The Okavango Delta is a safe haven for elephants, which migrate here following the seasons along routes through mixed land uses. This can bring elephants into contact with local communities in their search for food, destroying fences and eating or trampling a whole season’s worth of crops in the process. The ecological and economic value of elephants and other wildlife is well understood, but tensions clearly exist when lives and livelihoods are at stake—both humans and wildlife need to be considered in a successful conservation project. Protecting land along the source rivers of the Okavango Basin so that wildlife can move freely across borders and have the space to exist away from human settlements is one of the key aims of the Okavango Eternal partnership.
For the benefit of all Botswana
Koketso “Koki” Mookodi meets with teachers in the Okavango Panhandle area. After years of working in many of the Delta’s premier ecotourism lodges, she wanted to do more to ensure that local communities gain maximum benefit from the income tourism brings into Botswana annually. As NGOWP Country Director for Botswana, through Okavango Eternal, Koki holds “education trail” workshops that take local teachers into nature to help them reconnect with the environment and bring scientific and cultural knowledge back into the classroom. There are also plans to construct a cultural knowledge center that will offer a place for people around the Okavango Delta and greater Botswana to learn about the importance of wildlife, reconnect with their cultural heritage through crafts and languages, gain new skills for better livelihoods, teach traditional skills, and enhance their businesses.
A group of female entrepreneurs in Botswana work on a business exercise to practice skills learned through the Accelerating Women-Owned Micro-Enterprises (AWOME) program. The program, launched by De Beers in partnership with UN Women and local government, aims to empower women to build businesses, create jobs, and generate more income. After working in partnership with the people of Botswana for 50 years, De Beers is now bringing experience gained from its entrepreneur initiatives like AWOME, to support Okavango Eternal’s goal of creating more than 10,000 livelihood opportunities across the Okavango River Basin.
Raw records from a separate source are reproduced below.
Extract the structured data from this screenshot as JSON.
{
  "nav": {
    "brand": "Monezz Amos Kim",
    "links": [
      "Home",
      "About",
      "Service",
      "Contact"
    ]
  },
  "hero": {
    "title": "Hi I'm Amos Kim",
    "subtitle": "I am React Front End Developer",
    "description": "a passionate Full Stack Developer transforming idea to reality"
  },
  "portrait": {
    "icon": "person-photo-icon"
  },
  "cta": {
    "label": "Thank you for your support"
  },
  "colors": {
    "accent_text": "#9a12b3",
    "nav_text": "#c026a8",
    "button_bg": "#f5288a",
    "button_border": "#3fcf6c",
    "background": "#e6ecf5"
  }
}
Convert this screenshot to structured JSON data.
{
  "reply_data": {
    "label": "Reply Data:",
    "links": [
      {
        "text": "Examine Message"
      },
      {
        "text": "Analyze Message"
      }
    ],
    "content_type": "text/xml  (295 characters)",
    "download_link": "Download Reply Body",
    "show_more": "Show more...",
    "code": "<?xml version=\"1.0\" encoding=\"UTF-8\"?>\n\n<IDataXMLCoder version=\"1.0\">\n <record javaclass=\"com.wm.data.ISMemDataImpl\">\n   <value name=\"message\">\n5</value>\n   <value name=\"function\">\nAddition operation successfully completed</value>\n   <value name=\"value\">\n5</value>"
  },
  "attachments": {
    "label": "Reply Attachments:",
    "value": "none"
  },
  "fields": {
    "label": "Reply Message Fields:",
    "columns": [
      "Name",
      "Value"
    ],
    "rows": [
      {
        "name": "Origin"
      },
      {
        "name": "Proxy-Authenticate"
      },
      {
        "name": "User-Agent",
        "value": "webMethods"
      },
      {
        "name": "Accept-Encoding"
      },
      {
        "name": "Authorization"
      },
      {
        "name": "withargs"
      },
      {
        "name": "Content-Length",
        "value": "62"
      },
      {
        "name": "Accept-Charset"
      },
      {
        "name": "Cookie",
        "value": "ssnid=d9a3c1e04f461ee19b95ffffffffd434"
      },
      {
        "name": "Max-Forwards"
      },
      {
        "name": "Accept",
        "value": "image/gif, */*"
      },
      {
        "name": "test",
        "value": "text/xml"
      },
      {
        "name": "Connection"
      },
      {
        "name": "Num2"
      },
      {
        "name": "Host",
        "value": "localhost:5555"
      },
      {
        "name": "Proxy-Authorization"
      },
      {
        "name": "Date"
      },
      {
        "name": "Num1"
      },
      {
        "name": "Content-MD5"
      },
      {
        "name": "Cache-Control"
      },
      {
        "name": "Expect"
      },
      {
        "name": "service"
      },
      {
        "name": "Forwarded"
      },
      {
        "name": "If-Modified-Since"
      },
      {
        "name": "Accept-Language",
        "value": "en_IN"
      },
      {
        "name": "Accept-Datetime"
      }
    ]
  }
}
A Pretty powerful poler
Tjaja “Pretty” Tapologo is from Toromoja in the Makgadikgadi Pans region of Botswana, where the waters of the Okavango Delta disappear into the Kalahari Desert. Wanting to become a nature guide, Pretty moved from her very dry home to live along the Boro River on the fringes of the Delta, and taught herself to pole a mokoro. In June 2021, she was one of three female polers to join the NGOWP’s 11th annual transect to survey the biological health of the Delta. Pretty’s involvement marks one of many efforts within the Okavango Eternal partnership to promote gender equality.
For the benefit of all in the Okavango River Basin
Equally as important as work happening in Botswana, the Okavango Delta’s source waters in Angola—and local communities around them—also need to benefit from conservation. In 2019, NGOWP leaders met with elders from around 30 communities across the area in Tempué, a village in Angola near the Delta’s source waters. In a landmark occasion, the project team and the elders signed a groundbreaking agreement to work together to protect the forests and source lakes that feed the Delta, by creating sustainable livelihoods for and owned by their communities in a way that retains their cultural identity. A key goal of Okavango Eternal is to help support and grow opportunities for sustainable livelihoods, not just in Angola, but in all the communities of the Okavango River Basin.
Explore Okavango Eternal here.